    And not every child who experiences a traumatic event will develop symptoms of child traumatic stress. Whether or not your child does depends on a range of factors. These include his or her history of previous trauma exposure, because children who have experienced prior traumas are more likely to develop symptoms after a recent event. They also include an individual child’s mental and emotional strengths and weaknesses and what kind of support he or she has at home and elsewhere.

    In some instances, when two children encounter the same situation, one will develop ongoing difficulties and the other will not. Children are unique individuals, and it’s unwise to make sweeping assumptions about whether they will or will not experience ongoing troubles following a traumatic event. For children who do experience traumatic stress, there are a wide variety of potential consequences. In addition to causing the symptoms listed earlier, the experience can have a direct impact on the development of children’s brains and bodies.

    Traumatic stress can interfere with children’s ability to concentrate, learn, and perform in school.
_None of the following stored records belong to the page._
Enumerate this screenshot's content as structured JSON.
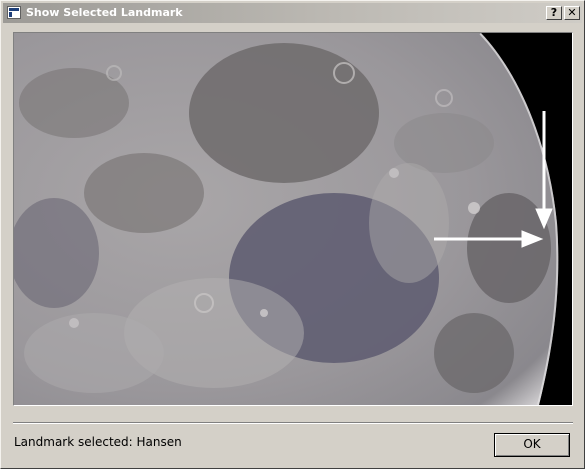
{
  "window": {
    "title": "Show Selected Landmark",
    "help_label": "?",
    "close_label": "✕"
  },
  "image": {
    "description_icon": "moon-photo"
  },
  "status": {
    "text": "Landmark selected: Hansen"
  },
  "buttons": {
    "ok_label": "OK"
  },
  "colors": {
    "dialog_bg": "#d4d0c8",
    "arrow": "#ffffff"
  }
}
It can change how children view the world and their futures, and can lead to future employment problems. It can also take a tremendous toll on the entire family. The way that traumatic stress appears will vary from child to child and will depend on the child’s age and developmental level. The good news is that over the past decade the mental health community has developed treatments that can help children suffering from traumatic stress. It’s important to seek help from someone who has experience working with children and knows how to access resources in your community. Although not every child will experience traumatic stress, it’s unlikely that any of us are immune from exposure to trauma. To learn more about child traumatic stress, please visit the National Child Traumatic Stress Network website at

    This article first appeared in the fall 2003 issue of Claiming Children, the newsletter of the Federation of Families for Children’s Mental Health,, which was co-produced by the Federation and the NCTSN.
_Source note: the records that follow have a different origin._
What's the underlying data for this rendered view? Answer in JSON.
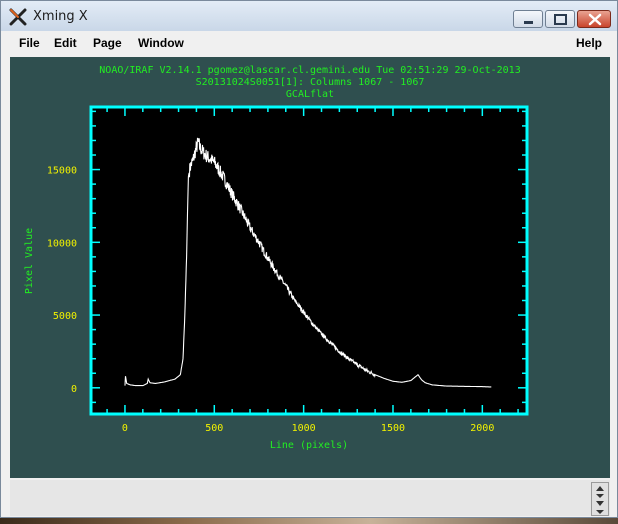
{
  "window": {
    "title": "Xming X",
    "app_icon": "xming-x-icon",
    "controls": {
      "minimize_icon": "minimize-icon",
      "maximize_icon": "maximize-icon",
      "close_icon": "close-icon"
    }
  },
  "menubar": {
    "file": "File",
    "edit": "Edit",
    "page": "Page",
    "window": "Window",
    "help": "Help"
  },
  "graph": {
    "header_line1": "NOAO/IRAF V2.14.1 pgomez@lascar.cl.gemini.edu Tue 02:51:29 29-Oct-2013",
    "header_line2": "S20131024S0051[1]: Columns 1067 - 1067",
    "header_line3": "GCALflat",
    "colors": {
      "background": "#2f4f4f",
      "plot_area": "#000000",
      "frame": "#00ffff",
      "text": "#22ee22",
      "ticks": "#f2f200",
      "data": "#ffffff"
    }
  },
  "chart_data": {
    "type": "line",
    "title": "GCALflat",
    "xlabel": "Line (pixels)",
    "ylabel": "Pixel Value",
    "xlim": [
      -190,
      2250
    ],
    "ylim": [
      -1800,
      19300
    ],
    "xticks": [
      0,
      500,
      1000,
      1500,
      2000
    ],
    "yticks": [
      0,
      5000,
      10000,
      15000
    ],
    "series": [
      {
        "x": [
          0,
          3,
          10,
          30,
          60,
          100,
          125,
          130,
          140,
          170,
          220,
          280,
          310,
          325,
          335,
          345,
          350,
          355,
          365,
          380,
          395,
          410,
          420,
          450,
          500,
          550,
          600,
          650,
          700,
          750,
          800,
          850,
          900,
          950,
          1000,
          1050,
          1100,
          1150,
          1200,
          1250,
          1300,
          1350,
          1400,
          1450,
          1500,
          1550,
          1600,
          1620,
          1640,
          1660,
          1680,
          1720,
          1800,
          1900,
          2000,
          2050
        ],
        "y": [
          150,
          800,
          300,
          200,
          150,
          150,
          300,
          600,
          350,
          300,
          400,
          600,
          900,
          2000,
          5000,
          9000,
          12000,
          14500,
          15200,
          15600,
          16300,
          16900,
          16500,
          16000,
          15500,
          14500,
          13300,
          12200,
          11000,
          10000,
          8900,
          7900,
          7000,
          6000,
          5200,
          4400,
          3700,
          3100,
          2500,
          2000,
          1600,
          1200,
          900,
          650,
          450,
          380,
          500,
          700,
          900,
          550,
          350,
          200,
          120,
          100,
          80,
          60
        ]
      }
    ]
  },
  "status": {
    "scroll_icon": "scroll-arrows-icon"
  }
}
    Child Trauma Online Resource for Parents

    The popular online resource for parents and caregivers devoted to children’s mental health information,, is launching a new “Child Trauma” section. The new trauma content includes important information for parents and caregivers to help them with a child who has been a victim of a traumatic event. Much like the overall website, this section is filled with frequently asked questions, an extensive resource library of publications, facts and figures and links specifically focused on childhood trauma.

    The new Child Trauma section also includes:

    • Examples of potentially traumatic events for children
    • Detailed explanations of the signs and symptoms of childhood traumatic stress
    • Information on when parents should seek help
    • A comprehensive list of effective childhood traumatic stress interventions available in Connecticut and nationally
    • Trauma-focused supports and services


    National studies estimate that as many as 71% of all children are exposed to a potentially traumatic event by the age of 17. In Connecticut, providers and DCF estimate that 60-80% of children seeking treatment have experienced at least one potentially traumatic event. The actual numbers of children exposed are likely higher, as most incidents of trauma exposure are not reported. Children who are exposed to potentially traumatic events are at risk for a number of emotional and behavioral challenges. Fortunately, effective treatment options are available.

    The Connecticut Center for Effective Practice (CCEP), a division of the Child Health and Development Institute of Connecticut (CHDI) initially developed in November 2010 to serve as a free, comprehensive resource on children’s mental health issues for parents and caregivers in Connecticut. The website provides a range of information in English and Spanish impacting toddlers to late teens. For more information, visit